As a new blogger, I was terribly stressed last week. I had all of these wonderful Easter recipes I was going to share with you … desserts for kids, desserts for adults, our wonderful Easter meal, yada yada. Yes, I’m a horrible planner when it comes to blogging. I DID get a blogging planner to review so now I will start using that. YAY! However, midst all of the blogging holiday stress while working a full time job, I started feeling like Jesus was saying, “Really Toye?! Is this what Easter is about? Having the perfect eggs, the perfect outfit, the perfect food?!” In his Jesus kind of way he gently reminded me “Heck no!” Jesus didn’t come so every thing in our lives would be the best thing ever.

What is perfect anyway, except Him? 

So I quit trying so hard. I made the Aztec Easter Eggs and told myself that was enough crafts . When I found out that the store had run out of lamb tenderloin I didn’t cry and throw in the towel; I learned a good lesson about planning and used pork tenderloin instead. All that other time I could have wasted trying to make everything turn out right, I just gave to God. I used that time to be with Him. To imagine what it must have been like with Jesus through this time. The betrayal, the sacrifice for me… for you… the love like nothing I’ve ever known. The fear of how I would have reacted if I had been present watching Jesus crucified. The confusion I would have felt seeing Him on the third day.

Jesus came so that we would SEEK Him and SHARE His love with everyone around us. Most of the time that means things are messy and don’t go according to our desires, but it’s the best way. 

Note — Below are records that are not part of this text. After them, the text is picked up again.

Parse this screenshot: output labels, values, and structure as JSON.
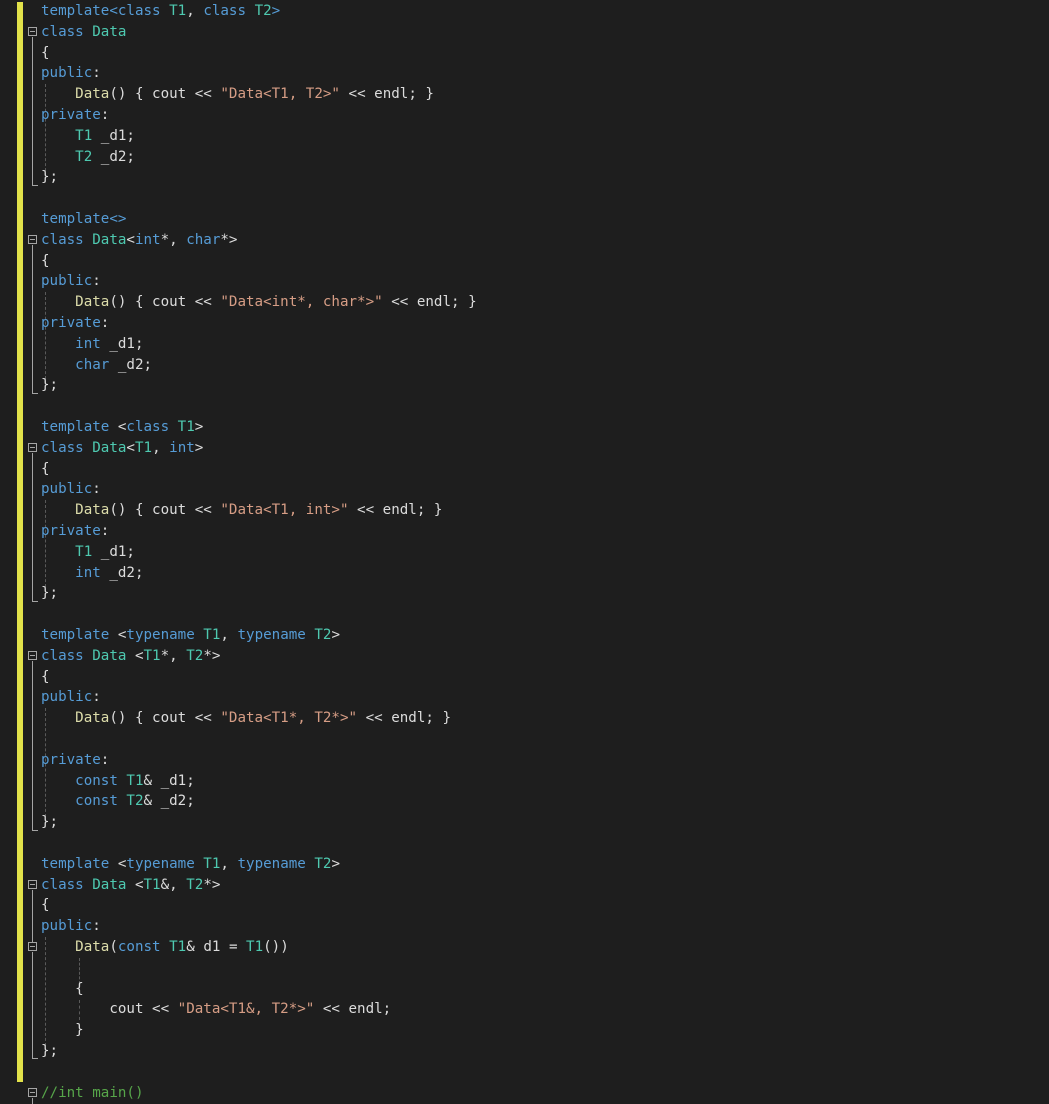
{
  "editor": {
    "lines": [
      [
        [
          "kw",
          "template<"
        ],
        [
          "kw",
          "class "
        ],
        [
          "type",
          "T1"
        ],
        [
          "txt",
          ", "
        ],
        [
          "kw",
          "class "
        ],
        [
          "type",
          "T2"
        ],
        [
          "kw",
          ">"
        ]
      ],
      [
        [
          "kw",
          "class "
        ],
        [
          "type",
          "Data"
        ]
      ],
      [
        [
          "txt",
          "{"
        ]
      ],
      [
        [
          "kw",
          "public"
        ],
        [
          "txt",
          ":"
        ]
      ],
      [
        [
          "txt",
          "    "
        ],
        [
          "fn",
          "Data"
        ],
        [
          "txt",
          "() { cout << "
        ],
        [
          "str",
          "\"Data<T1, T2>\""
        ],
        [
          "txt",
          " << endl; }"
        ]
      ],
      [
        [
          "kw",
          "private"
        ],
        [
          "txt",
          ":"
        ]
      ],
      [
        [
          "txt",
          "    "
        ],
        [
          "type",
          "T1"
        ],
        [
          "txt",
          " _d1;"
        ]
      ],
      [
        [
          "txt",
          "    "
        ],
        [
          "type",
          "T2"
        ],
        [
          "txt",
          " _d2;"
        ]
      ],
      [
        [
          "txt",
          "};"
        ]
      ],
      [],
      [
        [
          "kw",
          "template<>"
        ]
      ],
      [
        [
          "kw",
          "class "
        ],
        [
          "type",
          "Data"
        ],
        [
          "txt",
          "<"
        ],
        [
          "kw",
          "int"
        ],
        [
          "txt",
          "*, "
        ],
        [
          "kw",
          "char"
        ],
        [
          "txt",
          "*>"
        ]
      ],
      [
        [
          "txt",
          "{"
        ]
      ],
      [
        [
          "kw",
          "public"
        ],
        [
          "txt",
          ":"
        ]
      ],
      [
        [
          "txt",
          "    "
        ],
        [
          "fn",
          "Data"
        ],
        [
          "txt",
          "() { cout << "
        ],
        [
          "str",
          "\"Data<int*, char*>\""
        ],
        [
          "txt",
          " << endl; }"
        ]
      ],
      [
        [
          "kw",
          "private"
        ],
        [
          "txt",
          ":"
        ]
      ],
      [
        [
          "txt",
          "    "
        ],
        [
          "kw",
          "int"
        ],
        [
          "txt",
          " _d1;"
        ]
      ],
      [
        [
          "txt",
          "    "
        ],
        [
          "kw",
          "char"
        ],
        [
          "txt",
          " _d2;"
        ]
      ],
      [
        [
          "txt",
          "};"
        ]
      ],
      [],
      [
        [
          "kw",
          "template "
        ],
        [
          "txt",
          "<"
        ],
        [
          "kw",
          "class "
        ],
        [
          "type",
          "T1"
        ],
        [
          "txt",
          ">"
        ]
      ],
      [
        [
          "kw",
          "class "
        ],
        [
          "type",
          "Data"
        ],
        [
          "txt",
          "<"
        ],
        [
          "type",
          "T1"
        ],
        [
          "txt",
          ", "
        ],
        [
          "kw",
          "int"
        ],
        [
          "txt",
          ">"
        ]
      ],
      [
        [
          "txt",
          "{"
        ]
      ],
      [
        [
          "kw",
          "public"
        ],
        [
          "txt",
          ":"
        ]
      ],
      [
        [
          "txt",
          "    "
        ],
        [
          "fn",
          "Data"
        ],
        [
          "txt",
          "() { cout << "
        ],
        [
          "str",
          "\"Data<T1, int>\""
        ],
        [
          "txt",
          " << endl; }"
        ]
      ],
      [
        [
          "kw",
          "private"
        ],
        [
          "txt",
          ":"
        ]
      ],
      [
        [
          "txt",
          "    "
        ],
        [
          "type",
          "T1"
        ],
        [
          "txt",
          " _d1;"
        ]
      ],
      [
        [
          "txt",
          "    "
        ],
        [
          "kw",
          "int"
        ],
        [
          "txt",
          " _d2;"
        ]
      ],
      [
        [
          "txt",
          "};"
        ]
      ],
      [],
      [
        [
          "kw",
          "template "
        ],
        [
          "txt",
          "<"
        ],
        [
          "kw",
          "typename "
        ],
        [
          "type",
          "T1"
        ],
        [
          "txt",
          ", "
        ],
        [
          "kw",
          "typename "
        ],
        [
          "type",
          "T2"
        ],
        [
          "txt",
          ">"
        ]
      ],
      [
        [
          "kw",
          "class "
        ],
        [
          "type",
          "Data"
        ],
        [
          "txt",
          " <"
        ],
        [
          "type",
          "T1"
        ],
        [
          "txt",
          "*, "
        ],
        [
          "type",
          "T2"
        ],
        [
          "txt",
          "*>"
        ]
      ],
      [
        [
          "txt",
          "{"
        ]
      ],
      [
        [
          "kw",
          "public"
        ],
        [
          "txt",
          ":"
        ]
      ],
      [
        [
          "txt",
          "    "
        ],
        [
          "fn",
          "Data"
        ],
        [
          "txt",
          "() { cout << "
        ],
        [
          "str",
          "\"Data<T1*, T2*>\""
        ],
        [
          "txt",
          " << endl; }"
        ]
      ],
      [],
      [
        [
          "kw",
          "private"
        ],
        [
          "txt",
          ":"
        ]
      ],
      [
        [
          "txt",
          "    "
        ],
        [
          "kw",
          "const "
        ],
        [
          "type",
          "T1"
        ],
        [
          "txt",
          "& _d1;"
        ]
      ],
      [
        [
          "txt",
          "    "
        ],
        [
          "kw",
          "const "
        ],
        [
          "type",
          "T2"
        ],
        [
          "txt",
          "& _d2;"
        ]
      ],
      [
        [
          "txt",
          "};"
        ]
      ],
      [],
      [
        [
          "kw",
          "template "
        ],
        [
          "txt",
          "<"
        ],
        [
          "kw",
          "typename "
        ],
        [
          "type",
          "T1"
        ],
        [
          "txt",
          ", "
        ],
        [
          "kw",
          "typename "
        ],
        [
          "type",
          "T2"
        ],
        [
          "txt",
          ">"
        ]
      ],
      [
        [
          "kw",
          "class "
        ],
        [
          "type",
          "Data"
        ],
        [
          "txt",
          " <"
        ],
        [
          "type",
          "T1"
        ],
        [
          "txt",
          "&, "
        ],
        [
          "type",
          "T2"
        ],
        [
          "txt",
          "*>"
        ]
      ],
      [
        [
          "txt",
          "{"
        ]
      ],
      [
        [
          "kw",
          "public"
        ],
        [
          "txt",
          ":"
        ]
      ],
      [
        [
          "txt",
          "    "
        ],
        [
          "fn",
          "Data"
        ],
        [
          "txt",
          "("
        ],
        [
          "kw",
          "const "
        ],
        [
          "type",
          "T1"
        ],
        [
          "txt",
          "& d1 = "
        ],
        [
          "type",
          "T1"
        ],
        [
          "txt",
          "())"
        ]
      ],
      [],
      [
        [
          "txt",
          "    {"
        ]
      ],
      [
        [
          "txt",
          "        cout << "
        ],
        [
          "str",
          "\"Data<T1&, T2*>\""
        ],
        [
          "txt",
          " << endl;"
        ]
      ],
      [
        [
          "txt",
          "    }"
        ]
      ],
      [
        [
          "txt",
          "};"
        ]
      ],
      [],
      [
        [
          "cm",
          "//int main()"
        ]
      ]
    ]
  }
}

When things start to feel out of control, remind yourself of what is important and what this life is truly about. No matter what is going on, hand it over to God. He will give you wisdom and peace in His time, just keep asking Him and spending time with Him. When you find yourself picking these worries back up, hand them over again. Trust me, it’s a bad cycle many times. This fabulous boss I had once told me, “Life by the yard is hard, but by the inch, it’s a cinch.” It has helped me to give God the steering wheel and direct my course numerous times.

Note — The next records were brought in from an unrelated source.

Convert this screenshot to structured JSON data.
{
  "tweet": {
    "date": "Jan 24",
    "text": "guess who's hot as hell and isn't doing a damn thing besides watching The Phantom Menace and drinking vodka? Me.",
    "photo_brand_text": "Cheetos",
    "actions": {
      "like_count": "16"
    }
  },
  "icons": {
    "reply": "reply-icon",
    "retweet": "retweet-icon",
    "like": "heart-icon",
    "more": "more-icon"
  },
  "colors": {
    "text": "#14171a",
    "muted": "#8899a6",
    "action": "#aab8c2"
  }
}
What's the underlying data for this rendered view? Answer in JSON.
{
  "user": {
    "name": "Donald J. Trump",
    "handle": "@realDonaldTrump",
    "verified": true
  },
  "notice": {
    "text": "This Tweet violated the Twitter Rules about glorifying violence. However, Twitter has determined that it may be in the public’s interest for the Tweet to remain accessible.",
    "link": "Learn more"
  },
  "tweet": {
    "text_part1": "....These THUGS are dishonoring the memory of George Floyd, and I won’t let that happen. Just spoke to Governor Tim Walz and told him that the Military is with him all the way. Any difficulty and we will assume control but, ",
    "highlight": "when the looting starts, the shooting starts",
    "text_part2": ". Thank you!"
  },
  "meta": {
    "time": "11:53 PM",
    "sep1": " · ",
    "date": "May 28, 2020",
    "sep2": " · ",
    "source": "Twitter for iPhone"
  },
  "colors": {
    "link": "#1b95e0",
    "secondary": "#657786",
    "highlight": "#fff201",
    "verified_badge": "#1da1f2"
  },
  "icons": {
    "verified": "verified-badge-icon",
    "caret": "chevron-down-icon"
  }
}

In true fashion to living by inch, I’m sharing the yummy result of that particular instance of letting God plan the menu. The tenderloin pairs well with this roasted rosemary potatoes recipe and a roasted veggie medley.

Rosemary Pork Tenderloin

(8-10 servings)

Prep time: 1 hr 20 minutes  Cook time: 40 minutes

Total: 2 hours

Ingredients:

2 2 lb  pork tenderloins
2 1/2 Tbsp. olive oil
2 1/2 Tbsp. chopped rosemary leaves
4 Tbsp. ground mustard
5 cloves garlic, minced
1/2 tsp.  salt
1/2 tsp freshly ground black pepper
1/4 c lemon juice (or the juice of one lemon)
Directions:

1.Preheat oven to 450 degrees. Spray a 9 x 13 pan with non-stick cooking spray. Set aside.

2.Rinse the meat in cool water and trim any excess fat. Place it in the baking pan.

3.In a small bowl, combine olive oil, rosemary , mustard, garlic, salt, black pepper, and lemon juice.

4.Carefully cover marinade all over pork roast, and refrigerate for at least an hour.

5. Take it out of the refrigerator and place it in the oven checking it after 30 minutes.

Note:

I find tenderloins very tricky. Depending on the size, the time in the oven can vary. After 30 minutes, take it out of the oven and go ahead and cut in to it to see if it is still pink on the inside. If it’s not, it’s done; if it is, put it back in and check it every 10 minutes.